ships and leaving Africa altogether. But when he ascertained that only a
few men were arriving and these without Juba, he took courage and
started out that very night as if to a victory waiting for him, and
fearing only that they should escape him. In his advance he destroyed
some of the van who were sleeping on the road and became much
emboldened. Next, about dawn, he encountered the rest who had started
out ahead from the camp; and without any delay, in spite of the fact
that his soldiers were exhausted both by the march and by loss of sleep,
he at once joined battle with them. At this juncture, while matters were
at a standstill and they were fighting rather evenly, Juba suddenly
appeared upon the scene and by his unexpected coming as well as by his
numbers overwhelmed him. Curio and most of the others he killed on the
spot by means of this surprise, and the rest he pursued as far as the
ditch, after which he confined them to their ships and in the midst of
the confusion got possession of large amounts of money and destroyed
many men. Numbers of them perished when they seemed to have escaped,
some being knocked down in the mêlée while boarding the boats, and
others drowned while in the ships themselves by the overloading of the
vessels. During these occurrences some being afraid they might suffer
the same fate went over to Varus expecting that their lives would be
spared, but received no benefit from it. For Juba asserted that it was
he who had conquered them and so slaughtered them all except a few. Thus
Curio died after rendering most valuable assistance to Caesar upon whom
he had founded many hopes. Juba found honors at the hands of Pompey and
the senators who were in Macedonia and was saluted as king: but on the
part of Caesar and those in the city he was censured and declared an
enemy, while Bocchus and Bogud were named kings because they were
hostile to him.

[B.C. 48 (_a.u._ 706)]

[-43-] The ensuing year the Romans had two sets of magistrates, contrary
to custom, and a mighty conflict was engendered. The people of the city
had chosen as consuls Caesar and Publius Servilius, together with
praetors, and everything else according to law: the party in Thessalonica
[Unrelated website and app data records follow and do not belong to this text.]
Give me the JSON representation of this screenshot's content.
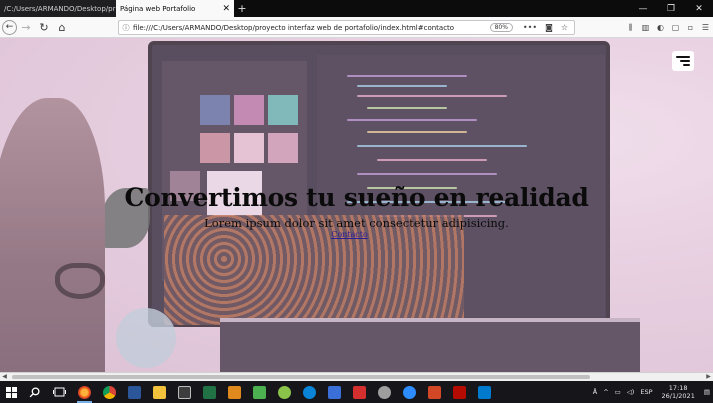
{
  "browser": {
    "tabs": [
      {
        "label": "/C:/Users/ARMANDO/Desktop/pr",
        "active": false
      },
      {
        "label": "Página web Portafolio",
        "active": true
      }
    ],
    "url": "file:///C:/Users/ARMANDO/Desktop/proyecto interfaz web de portafolio/index.html#contacto",
    "zoom": "80%"
  },
  "page": {
    "title": "Convertimos tu sueño en realidad",
    "subtitle": "Lorem ipsum dolor sit amet consectetur adipisicing.",
    "link": "Contacto"
  },
  "taskbar": {
    "language": "ESP",
    "time": "17:18",
    "date": "26/1/2021"
  }
}
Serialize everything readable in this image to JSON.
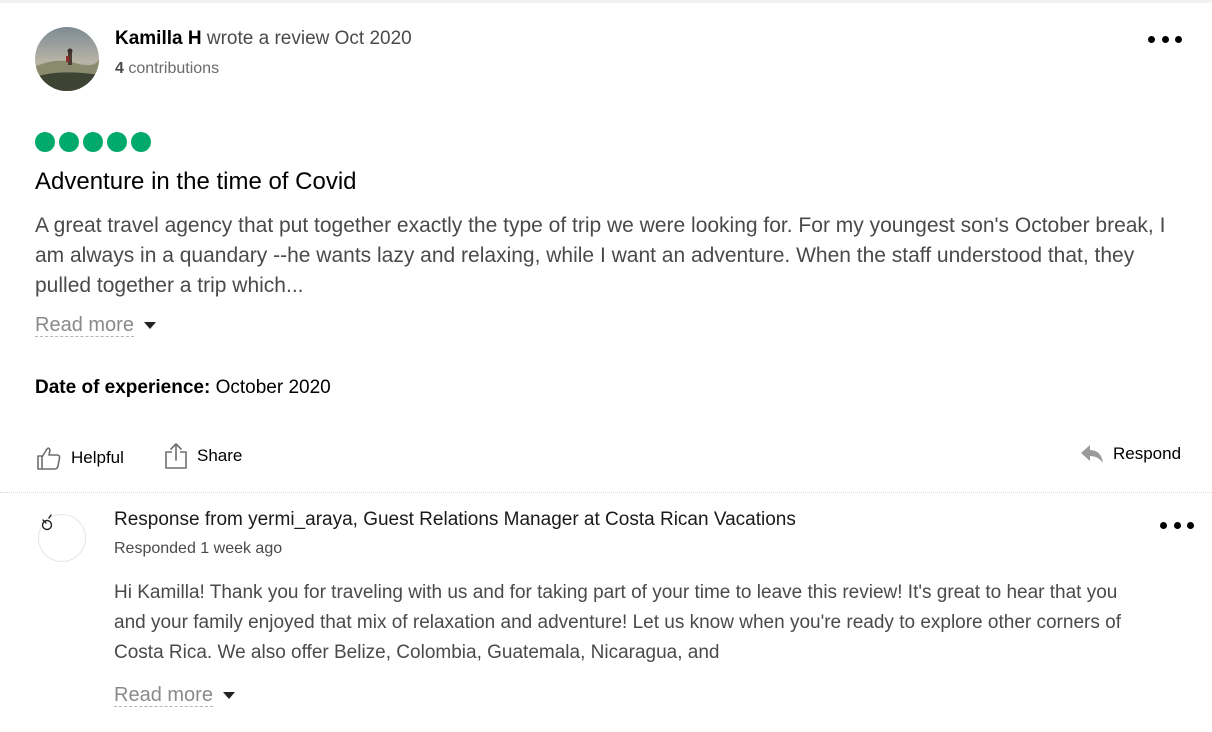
{
  "review": {
    "author": {
      "name": "Kamilla H",
      "action": "wrote a review Oct 2020",
      "contributions_count": "4",
      "contributions_label": "contributions"
    },
    "rating": 5,
    "rating_max": 5,
    "rating_color": "#00aa6c",
    "title": "Adventure in the time of Covid",
    "text": "A great travel agency that put together exactly the type of trip we were looking for. For my youngest son's October break, I am always in a quandary --he wants lazy and relaxing, while I want an adventure. When the staff understood that, they pulled together a trip which...",
    "read_more_label": "Read more",
    "date_of_experience_label": "Date of experience:",
    "date_of_experience_value": "October 2020",
    "actions": {
      "helpful_label": "Helpful",
      "share_label": "Share",
      "respond_label": "Respond"
    },
    "icons": {
      "more": "more-options-icon",
      "helpful": "thumbs-up-icon",
      "share": "share-icon",
      "respond": "reply-arrow-icon"
    }
  },
  "response": {
    "title": "Response from yermi_araya, Guest Relations Manager at Costa Rican Vacations",
    "date": "Responded 1 week ago",
    "text": "Hi Kamilla! Thank you for traveling with us and for taking part of your time to leave this review! It's great to hear that you and your family enjoyed that mix of relaxation and adventure! Let us know when you're ready to explore other corners of Costa Rica. We also offer Belize, Colombia, Guatemala, Nicaragua, and",
    "read_more_label": "Read more",
    "icons": {
      "avatar": "manager-avatar-icon",
      "more": "more-options-icon"
    }
  }
}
had made no such preparations although they had by some accounts about
two hundred of the senate and the consuls and had appropriated a small
piece of land for divinations to the end that their proceedings might
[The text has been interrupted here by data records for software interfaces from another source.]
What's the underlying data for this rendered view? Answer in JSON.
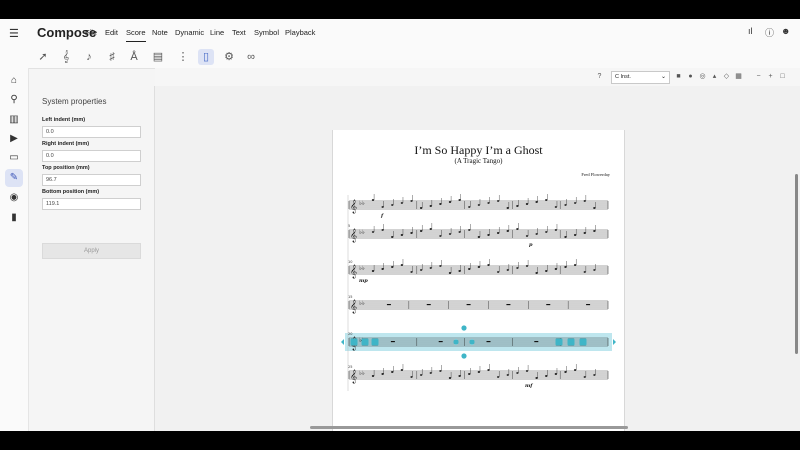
{
  "app": {
    "name": "Compose"
  },
  "menu": [
    "File",
    "Edit",
    "Score",
    "Note",
    "Dynamic",
    "Line",
    "Text",
    "Symbol",
    "Playback"
  ],
  "menu_active": "Score",
  "topright_icons": [
    "instrument-icon",
    "help-icon",
    "account-icon"
  ],
  "toolbar_icons": [
    "arrow-select-icon",
    "treble-clef-icon",
    "time-signature-icon",
    "key-signature-icon",
    "instrument-name-icon",
    "measure-icon",
    "clef-change-icon",
    "page-layout-icon",
    "settings-icon",
    "link-icon"
  ],
  "nav_icons": [
    "home-icon",
    "search-icon",
    "library-icon",
    "video-icon",
    "folder-icon",
    "score-edit-icon",
    "eye-icon",
    "exit-icon"
  ],
  "props": {
    "title": "System properties",
    "fields": [
      {
        "label": "Left indent (mm)",
        "value": "0.0"
      },
      {
        "label": "Right indent (mm)",
        "value": "0.0"
      },
      {
        "label": "Top position (mm)",
        "value": "96.7"
      },
      {
        "label": "Bottom position (mm)",
        "value": "119.1"
      }
    ],
    "apply": "Apply"
  },
  "viewbar": {
    "instrument": "C Inst."
  },
  "score": {
    "title": "I’m So Happy I’m a Ghost",
    "subtitle": "(A Tragic Tango)",
    "composer": "Fred Flowerday",
    "measure_numbers": [
      "5",
      "10",
      "15",
      "20",
      "25"
    ],
    "dynamics": [
      "f",
      "p",
      "mp",
      "mf"
    ]
  },
  "colors": {
    "selection": "#a8dde8",
    "handle": "#3fb5c7",
    "nav_selected": "#dde3f5"
  }
}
seem to take place under a certain form of law. Wherefore they regarded
the people and the entire city as present there (the reason being that
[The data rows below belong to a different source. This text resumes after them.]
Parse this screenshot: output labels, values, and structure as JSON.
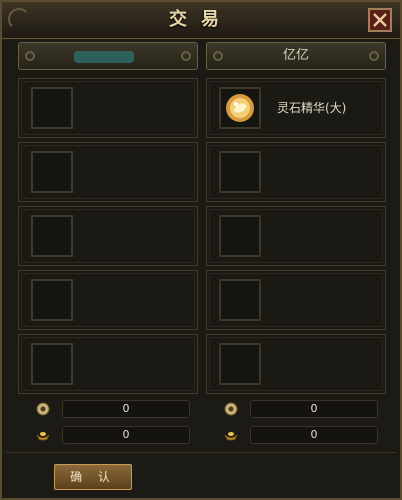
{
  "window": {
    "title": "交易",
    "close_label": "×"
  },
  "left_panel": {
    "player_name": "",
    "slots": [
      {
        "item": ""
      },
      {
        "item": ""
      },
      {
        "item": ""
      },
      {
        "item": ""
      },
      {
        "item": ""
      }
    ],
    "money": {
      "silver": "0",
      "gold": "0"
    }
  },
  "right_panel": {
    "player_name": "亿亿",
    "slots": [
      {
        "item": "灵石精华(大)"
      },
      {
        "item": ""
      },
      {
        "item": ""
      },
      {
        "item": ""
      },
      {
        "item": ""
      }
    ],
    "money": {
      "silver": "0",
      "gold": "0"
    }
  },
  "buttons": {
    "confirm": "确 认"
  },
  "icons": {
    "close": "close-x-icon",
    "silver": "silver-coin-icon",
    "gold": "gold-ingot-icon",
    "item": "spirit-stone-icon"
  },
  "colors": {
    "frame": "#5a4c30",
    "title_text": "#e8d7a8",
    "close_bg": "#5a1f19"
  }
}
the consuls had not introduced the lex curiata), and they employed those
same officials as formerly, only changing their names and calling some
proconsuls, others propraetors, and others pro-quaestors. For they were
very careful about ancestral customs even though they had raised their
arms against their country and abandoned their native shores, and were
anxious to perform all necessary acts not merely with a view to
temporary demands or contrary to the exact wording of the ordinances. It
is quite time that nominally these officials ruled the two parties, but
in reality it was Pompey and Caesar who were supreme, bearing, for the
sake of good repute, the legal titles, - one that of consul and the other
that of proconsul, - and doing not what the magistrates allowed but
whatever they themselves pleased.

[-44-] Under these conditions, with the government divided in twain,
Pompey wintered in Thessalonica and did not keep a very careful guard of
the coast. He did not think that Caesar had yet arrived in Italy from
Spain, and even if he were there he did not suspect that his rival, in
winter, at least, would venture to cross the Ionian sea. Caesar was in
Brundusium, waiting for spring, but when he ascertained that Pompey was
some distance off and that Epirus just opposite was rather heedlessly
guarded, he seized the opportunity of the war to attack him while in a
state of relaxation. When the winter was about half gone he set out with
a portion of his army, - there were not enough ships to carry them all
across at once, - escaped the attention of Marcus Bibulus to whom the

Online LibraryCassius DioDio's Rome, Volume 2 An Historical Narrative Originally Composed in Greek During the Reigns of Septimius Severus, Geta and Caracalla, Macrinus, Elagabalus and Alexander Severus; and Now Presented in E → online text (page 18 of 30)